**Your objective**
Every single entry that follows must be copied exactly.

**Records for this task**

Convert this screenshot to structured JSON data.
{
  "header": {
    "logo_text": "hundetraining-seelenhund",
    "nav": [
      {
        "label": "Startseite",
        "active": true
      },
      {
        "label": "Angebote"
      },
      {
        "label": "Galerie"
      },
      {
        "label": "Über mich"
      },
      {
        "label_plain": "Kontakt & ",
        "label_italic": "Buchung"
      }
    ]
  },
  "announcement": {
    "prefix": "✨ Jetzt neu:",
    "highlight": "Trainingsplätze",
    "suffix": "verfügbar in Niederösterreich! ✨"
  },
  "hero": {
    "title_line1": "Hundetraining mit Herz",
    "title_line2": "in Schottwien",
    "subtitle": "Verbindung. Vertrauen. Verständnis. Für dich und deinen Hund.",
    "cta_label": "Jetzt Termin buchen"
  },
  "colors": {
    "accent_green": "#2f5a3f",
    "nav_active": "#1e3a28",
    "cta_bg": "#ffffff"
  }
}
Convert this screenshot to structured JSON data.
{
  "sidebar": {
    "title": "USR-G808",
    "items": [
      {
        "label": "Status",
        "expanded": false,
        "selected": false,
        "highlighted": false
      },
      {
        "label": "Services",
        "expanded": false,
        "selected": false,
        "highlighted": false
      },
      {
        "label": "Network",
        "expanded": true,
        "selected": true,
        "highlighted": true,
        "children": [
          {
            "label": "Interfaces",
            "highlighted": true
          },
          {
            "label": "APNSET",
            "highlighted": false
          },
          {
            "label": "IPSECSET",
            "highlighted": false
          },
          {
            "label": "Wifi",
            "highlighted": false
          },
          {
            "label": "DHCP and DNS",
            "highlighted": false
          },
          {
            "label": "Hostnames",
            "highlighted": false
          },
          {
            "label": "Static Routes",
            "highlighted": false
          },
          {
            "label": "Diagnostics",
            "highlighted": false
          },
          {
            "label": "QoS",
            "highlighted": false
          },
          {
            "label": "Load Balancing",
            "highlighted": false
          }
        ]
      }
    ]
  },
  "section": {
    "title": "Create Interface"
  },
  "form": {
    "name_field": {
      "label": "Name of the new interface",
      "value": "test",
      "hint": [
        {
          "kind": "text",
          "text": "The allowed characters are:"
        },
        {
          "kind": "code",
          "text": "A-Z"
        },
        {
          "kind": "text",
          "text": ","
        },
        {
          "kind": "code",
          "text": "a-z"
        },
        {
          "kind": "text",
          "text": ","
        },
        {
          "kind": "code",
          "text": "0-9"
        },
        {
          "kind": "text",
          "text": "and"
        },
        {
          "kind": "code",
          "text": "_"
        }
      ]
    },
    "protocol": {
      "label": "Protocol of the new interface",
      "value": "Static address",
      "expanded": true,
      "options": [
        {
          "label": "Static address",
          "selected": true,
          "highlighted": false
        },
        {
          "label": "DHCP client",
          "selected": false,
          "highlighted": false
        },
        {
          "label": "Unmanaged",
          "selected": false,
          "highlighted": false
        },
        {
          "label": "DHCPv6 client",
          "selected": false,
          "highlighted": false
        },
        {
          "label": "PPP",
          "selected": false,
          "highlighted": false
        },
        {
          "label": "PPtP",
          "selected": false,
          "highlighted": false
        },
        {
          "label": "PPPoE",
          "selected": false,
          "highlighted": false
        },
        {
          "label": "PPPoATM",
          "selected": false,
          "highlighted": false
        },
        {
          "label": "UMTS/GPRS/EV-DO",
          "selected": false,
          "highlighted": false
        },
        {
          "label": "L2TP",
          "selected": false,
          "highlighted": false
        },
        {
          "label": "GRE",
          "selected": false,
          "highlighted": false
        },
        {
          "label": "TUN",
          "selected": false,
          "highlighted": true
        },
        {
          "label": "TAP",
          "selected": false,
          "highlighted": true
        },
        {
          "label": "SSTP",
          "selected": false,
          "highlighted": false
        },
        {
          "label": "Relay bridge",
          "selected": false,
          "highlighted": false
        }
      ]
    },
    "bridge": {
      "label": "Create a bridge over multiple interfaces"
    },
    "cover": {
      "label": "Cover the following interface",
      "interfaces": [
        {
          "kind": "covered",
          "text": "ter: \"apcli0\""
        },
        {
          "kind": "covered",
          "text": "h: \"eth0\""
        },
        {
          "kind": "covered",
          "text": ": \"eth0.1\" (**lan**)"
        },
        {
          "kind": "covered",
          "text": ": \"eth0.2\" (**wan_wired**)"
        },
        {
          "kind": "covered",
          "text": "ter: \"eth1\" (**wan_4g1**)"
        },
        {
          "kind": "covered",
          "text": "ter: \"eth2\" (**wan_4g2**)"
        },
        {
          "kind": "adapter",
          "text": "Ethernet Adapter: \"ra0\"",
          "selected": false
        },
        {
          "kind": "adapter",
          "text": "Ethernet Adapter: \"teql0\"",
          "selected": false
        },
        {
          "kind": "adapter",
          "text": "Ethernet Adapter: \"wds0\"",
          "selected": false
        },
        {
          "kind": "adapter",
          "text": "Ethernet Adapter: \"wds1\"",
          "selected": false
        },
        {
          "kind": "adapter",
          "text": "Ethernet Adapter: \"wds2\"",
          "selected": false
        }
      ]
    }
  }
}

**Written answer**
Convert this screenshot to structured JSON data.
{
  "header": {
    "logo_text": "hundetraining-seelenhund",
    "nav": [
      {
        "label": "Startseite",
        "active": true
      },
      {
        "label": "Angebote"
      },
      {
        "label": "Galerie"
      },
      {
        "label": "Über mich"
      },
      {
        "label_plain": "Kontakt & ",
        "label_italic": "Buchung"
      }
    ]
  },
  "announcement": {
    "prefix": "✨ Jetzt neu:",
    "highlight": "Trainingsplätze",
    "suffix": "verfügbar in Niederösterreich! ✨"
  },
  "hero": {
    "title_line1": "Hundetraining mit Herz",
    "title_line2": "in Schottwien",
    "subtitle": "Verbindung. Vertrauen. Verständnis. Für dich und deinen Hund.",
    "cta_label": "Jetzt Termin buchen"
  },
  "colors": {
    "accent_green": "#2f5a3f",
    "nav_active": "#1e3a28",
    "cta_bg": "#ffffff"
  }
}
Convert this screenshot to structured JSON data.
{
  "sidebar": {
    "title": "USR-G808",
    "items": [
      {
        "label": "Status",
        "expanded": false,
        "selected": false,
        "highlighted": false
      },
      {
        "label": "Services",
        "expanded": false,
        "selected": false,
        "highlighted": false
      },
      {
        "label": "Network",
        "expanded": true,
        "selected": true,
        "highlighted": true,
        "children": [
          {
            "label": "Interfaces",
            "highlighted": true
          },
          {
            "label": "APNSET",
            "highlighted": false
          },
          {
            "label": "IPSECSET",
            "highlighted": false
          },
          {
            "label": "Wifi",
            "highlighted": false
          },
          {
            "label": "DHCP and DNS",
            "highlighted": false
          },
          {
            "label": "Hostnames",
            "highlighted": false
          },
          {
            "label": "Static Routes",
            "highlighted": false
          },
          {
            "label": "Diagnostics",
            "highlighted": false
          },
          {
            "label": "QoS",
            "highlighted": false
          },
          {
            "label": "Load Balancing",
            "highlighted": false
          }
        ]
      }
    ]
  },
  "section": {
    "title": "Create Interface"
  },
  "form": {
    "name_field": {
      "label": "Name of the new interface",
      "value": "test",
      "hint": [
        {
          "kind": "text",
          "text": "The allowed characters are:"
        },
        {
          "kind": "code",
          "text": "A-Z"
        },
        {
          "kind": "text",
          "text": ","
        },
        {
          "kind": "code",
          "text": "a-z"
        },
        {
          "kind": "text",
          "text": ","
        },
        {
          "kind": "code",
          "text": "0-9"
        },
        {
          "kind": "text",
          "text": "and"
        },
        {
          "kind": "code",
          "text": "_"
        }
      ]
    },
    "protocol": {
      "label": "Protocol of the new interface",
      "value": "Static address",
      "expanded": true,
      "options": [
        {
          "label": "Static address",
          "selected": true,
          "highlighted": false
        },
        {
          "label": "DHCP client",
          "selected": false,
          "highlighted": false
        },
        {
          "label": "Unmanaged",
          "selected": false,
          "highlighted": false
        },
        {
          "label": "DHCPv6 client",
          "selected": false,
          "highlighted": false
        },
        {
          "label": "PPP",
          "selected": false,
          "highlighted": false
        },
        {
          "label": "PPtP",
          "selected": false,
          "highlighted": false
        },
        {
          "label": "PPPoE",
          "selected": false,
          "highlighted": false
        },
        {
          "label": "PPPoATM",
          "selected": false,
          "highlighted": false
        },
        {
          "label": "UMTS/GPRS/EV-DO",
          "selected": false,
          "highlighted": false
        },
        {
          "label": "L2TP",
          "selected": false,
          "highlighted": false
        },
        {
          "label": "GRE",
          "selected": false,
          "highlighted": false
        },
        {
          "label": "TUN",
          "selected": false,
          "highlighted": true
        },
        {
          "label": "TAP",
          "selected": false,
          "highlighted": true
        },
        {
          "label": "SSTP",
          "selected": false,
          "highlighted": false
        },
        {
          "label": "Relay bridge",
          "selected": false,
          "highlighted": false
        }
      ]
    },
    "bridge": {
      "label": "Create a bridge over multiple interfaces"
    },
    "cover": {
      "label": "Cover the following interface",
      "interfaces": [
        {
          "kind": "covered",
          "text": "ter: \"apcli0\""
        },
        {
          "kind": "covered",
          "text": "h: \"eth0\""
        },
        {
          "kind": "covered",
          "text": ": \"eth0.1\" (**lan**)"
        },
        {
          "kind": "covered",
          "text": ": \"eth0.2\" (**wan_wired**)"
        },
        {
          "kind": "covered",
          "text": "ter: \"eth1\" (**wan_4g1**)"
        },
        {
          "kind": "covered",
          "text": "ter: \"eth2\" (**wan_4g2**)"
        },
        {
          "kind": "adapter",
          "text": "Ethernet Adapter: \"ra0\"",
          "selected": false
        },
        {
          "kind": "adapter",
          "text": "Ethernet Adapter: \"teql0\"",
          "selected": false
        },
        {
          "kind": "adapter",
          "text": "Ethernet Adapter: \"wds0\"",
          "selected": false
        },
        {
          "kind": "adapter",
          "text": "Ethernet Adapter: \"wds1\"",
          "selected": false
        },
        {
          "kind": "adapter",
          "text": "Ethernet Adapter: \"wds2\"",
          "selected": false
        }
      ]
    }
  }
}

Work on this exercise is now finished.